Ireland is referred to as a tax haven because of the country's taxation and economic policies. Legislation heavily favors the establishment and operation of corporations, and the economic environment is very hospitable for all corporations, especially those invested in research, development, and innovation.
- Many people regard Ireland as a tax haven because of its taxation and economic policies, which favor the establishment and operation of corporations.
- The Irish economic economy is very hospitable for all corporations, especially those invested in research, development, and innovation.
- Ireland is particularly hospitable to research and development intensive start-ups, which can claim back taxes.
The United States has a flat corporate tax rate of 21%. Ireland’s taxation rate for corporations is 12.5%. In addition, Ireland only charges a corporate tax rate of 6.25% for revenue tied to a company’s patent or intellectual property. This lower rate is intended to provide tax breaks for the protection and support of royalties derived from intellectual property. Ireland's development as a low corporate tax regime can be traced to 1956, when it introduced tax relief on export profits.

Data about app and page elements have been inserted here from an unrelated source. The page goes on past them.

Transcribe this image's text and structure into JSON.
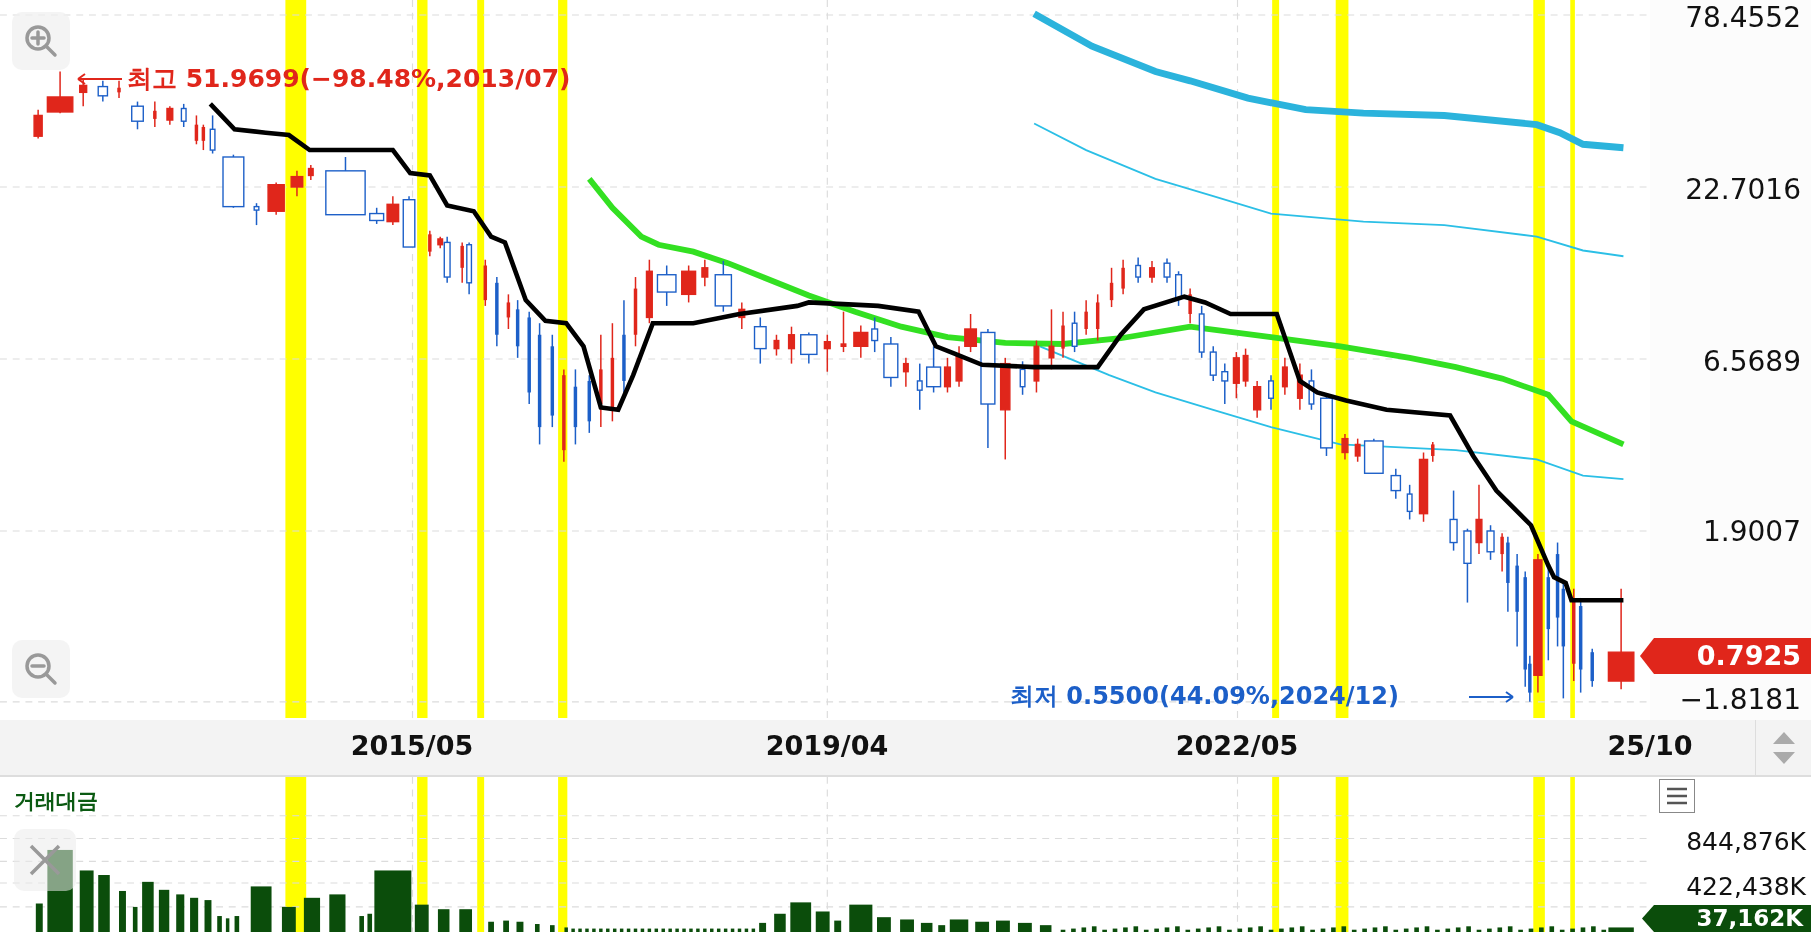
{
  "price_axis": {
    "labels": [
      "78.4552",
      "22.7016",
      "6.5689",
      "1.9007",
      "−1.8181"
    ]
  },
  "current_price": "0.7925",
  "high_marker": {
    "text": "최고 51.9699(−98.48%,2013/07)"
  },
  "low_marker": {
    "text": "최저 0.5500(44.09%,2024/12)"
  },
  "date_axis": {
    "labels": [
      "2015/05",
      "2019/04",
      "2022/05",
      "25/10"
    ]
  },
  "volume_panel": {
    "title": "거래대금",
    "axis_labels": [
      "844,876K",
      "422,438K"
    ],
    "current_value": "37,162K"
  }
}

Ireland’s taxation policies on research and development positions offer great incentives for corporations to invest in innovative ideas. Ireland has enacted policies allowing research and development intensive start-ups the ability to claim back taxes. This is true even if the start-up is incurring losses and cannot pay their corporate tax. In addition, the 25% tax credit is applied against the corporate tax rate of only 12.5%.
Ireland is heavily reliant on the corporate tax and has a clear incentive to remain a corporate tax haven and not implement adverse policies. Ireland has a tax treaty with over 70 countries, over 25 of which are developed countries.

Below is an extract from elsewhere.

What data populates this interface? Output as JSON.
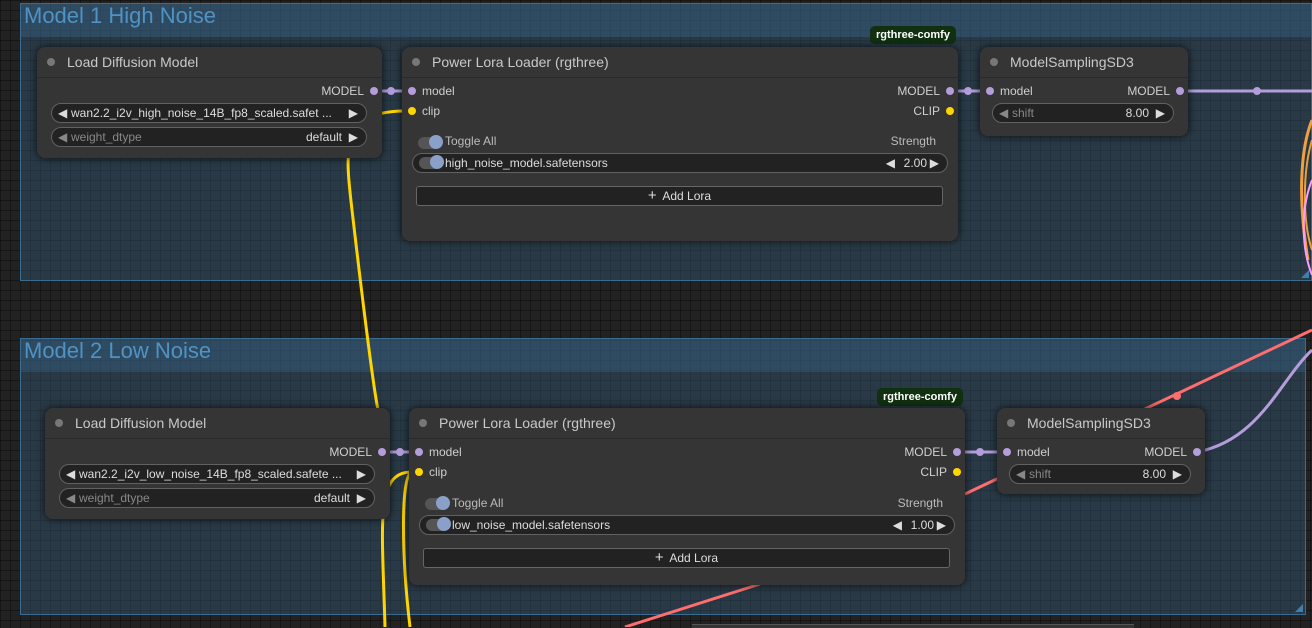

Transfer pricing allows corporations to shift profits from high-tax jurisdictions to low-tax jurisdictions. Thus, a corporation is trading with different subsidiaries rather than with external companies. This artificial shift, when performed by multinational corporations that produce up to 80% of the world’s trade, will result in lower taxes. This transfer pricing policy resulted in a U.S. Senate investigation of Apple Inc. The Senate found that an Apple entity in Ireland received $74 billion in global receipts from 2009 to 2012, on which Apple paid a tax of less than 2% to Ireland. Another entity received $30 billion and paid nothing. The European Commission has said Ireland gave Apple undue tax benefits and must recover 13 billion euros in unpaid taxes.
The financial environment of Ireland allows for special-purpose vehicles (SPVs) to be established for the reduction of taxes. As of the fourth quarter of 2020, there were 2,852 special-purpose vehicles located in Ireland, holding a reported 895.9 billion euros in assets. The reason for the high usage of special-purpose vehicles relates to financial transparency, as Ireland has little to none. The government does not require transnational corporations to provide public accounts of turnover, subsidies received, profit or amount of taxes paid.